All of the records below must be output exactly, with no pictures carried over.

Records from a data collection
****************************************
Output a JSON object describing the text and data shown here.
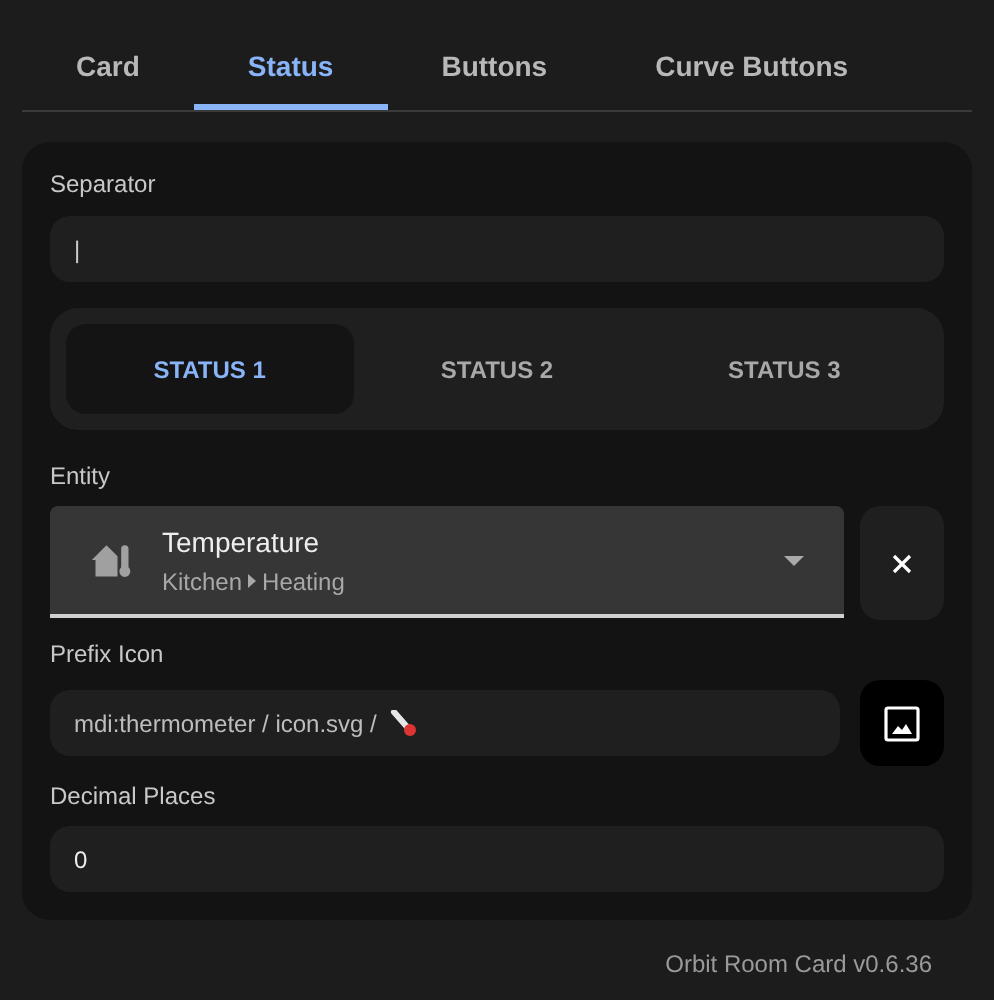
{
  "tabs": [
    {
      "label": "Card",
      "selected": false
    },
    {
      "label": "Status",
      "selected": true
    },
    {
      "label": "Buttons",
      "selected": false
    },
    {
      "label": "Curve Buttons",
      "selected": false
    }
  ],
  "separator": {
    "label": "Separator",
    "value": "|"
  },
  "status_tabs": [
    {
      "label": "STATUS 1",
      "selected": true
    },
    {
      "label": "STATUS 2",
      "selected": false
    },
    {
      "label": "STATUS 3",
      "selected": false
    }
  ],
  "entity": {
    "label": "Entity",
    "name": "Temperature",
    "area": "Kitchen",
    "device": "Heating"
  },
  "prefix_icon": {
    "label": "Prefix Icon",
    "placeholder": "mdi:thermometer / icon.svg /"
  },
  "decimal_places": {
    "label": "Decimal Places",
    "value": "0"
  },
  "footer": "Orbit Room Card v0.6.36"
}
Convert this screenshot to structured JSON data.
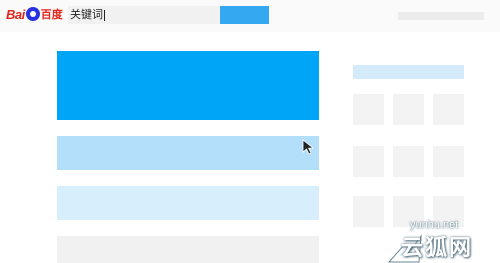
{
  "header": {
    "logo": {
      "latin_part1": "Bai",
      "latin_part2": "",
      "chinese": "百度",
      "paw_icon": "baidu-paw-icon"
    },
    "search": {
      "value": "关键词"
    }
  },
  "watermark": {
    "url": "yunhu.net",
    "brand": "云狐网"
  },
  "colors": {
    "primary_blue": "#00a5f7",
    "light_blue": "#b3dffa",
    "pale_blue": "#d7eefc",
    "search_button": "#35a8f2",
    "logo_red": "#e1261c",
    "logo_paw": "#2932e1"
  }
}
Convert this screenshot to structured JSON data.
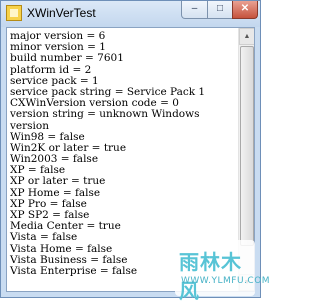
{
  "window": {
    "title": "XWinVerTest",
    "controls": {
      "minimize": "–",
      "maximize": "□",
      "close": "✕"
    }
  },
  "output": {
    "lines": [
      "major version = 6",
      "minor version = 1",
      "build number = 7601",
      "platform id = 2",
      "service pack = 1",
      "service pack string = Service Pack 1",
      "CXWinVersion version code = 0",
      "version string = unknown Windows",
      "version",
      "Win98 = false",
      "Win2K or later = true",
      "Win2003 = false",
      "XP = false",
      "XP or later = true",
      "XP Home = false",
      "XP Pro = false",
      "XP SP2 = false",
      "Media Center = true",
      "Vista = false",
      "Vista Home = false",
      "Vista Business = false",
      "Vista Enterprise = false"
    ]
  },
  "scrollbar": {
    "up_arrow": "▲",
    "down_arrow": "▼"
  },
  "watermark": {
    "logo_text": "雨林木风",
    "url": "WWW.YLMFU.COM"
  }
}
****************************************
• [OUTPUT]:
Output a JSON object describing the text and data shown here.
{
  "tabs": [
    {
      "label": "Card",
      "selected": false
    },
    {
      "label": "Status",
      "selected": true
    },
    {
      "label": "Buttons",
      "selected": false
    },
    {
      "label": "Curve Buttons",
      "selected": false
    }
  ],
  "separator": {
    "label": "Separator",
    "value": "|"
  },
  "status_tabs": [
    {
      "label": "STATUS 1",
      "selected": true
    },
    {
      "label": "STATUS 2",
      "selected": false
    },
    {
      "label": "STATUS 3",
      "selected": false
    }
  ],
  "entity": {
    "label": "Entity",
    "name": "Temperature",
    "area": "Kitchen",
    "device": "Heating"
  },
  "prefix_icon": {
    "label": "Prefix Icon",
    "placeholder": "mdi:thermometer / icon.svg /"
  },
  "decimal_places": {
    "label": "Decimal Places",
    "value": "0"
  },
  "footer": "Orbit Room Card v0.6.36"
}
Convert this screenshot to structured JSON data.
{
  "header": {
    "logo": {
      "latin_part1": "Bai",
      "latin_part2": "",
      "chinese": "百度",
      "paw_icon": "baidu-paw-icon"
    },
    "search": {
      "value": "关键词"
    }
  },
  "watermark": {
    "url": "yunhu.net",
    "brand": "云狐网"
  },
  "colors": {
    "primary_blue": "#00a5f7",
    "light_blue": "#b3dffa",
    "pale_blue": "#d7eefc",
    "search_button": "#35a8f2",
    "logo_red": "#e1261c",
    "logo_paw": "#2932e1"
  }
}
Convert this screenshot to structured JSON data.
{
  "window": {
    "title": "XWinVerTest",
    "controls": {
      "minimize": "–",
      "maximize": "□",
      "close": "✕"
    }
  },
  "output": {
    "lines": [
      "major version = 6",
      "minor version = 1",
      "build number = 7601",
      "platform id = 2",
      "service pack = 1",
      "service pack string = Service Pack 1",
      "CXWinVersion version code = 0",
      "version string = unknown Windows",
      "version",
      "Win98 = false",
      "Win2K or later = true",
      "Win2003 = false",
      "XP = false",
      "XP or later = true",
      "XP Home = false",
      "XP Pro = false",
      "XP SP2 = false",
      "Media Center = true",
      "Vista = false",
      "Vista Home = false",
      "Vista Business = false",
      "Vista Enterprise = false"
    ]
  },
  "scrollbar": {
    "up_arrow": "▲",
    "down_arrow": "▼"
  },
  "watermark": {
    "logo_text": "雨林木风",
    "url": "WWW.YLMFU.COM"
  }
}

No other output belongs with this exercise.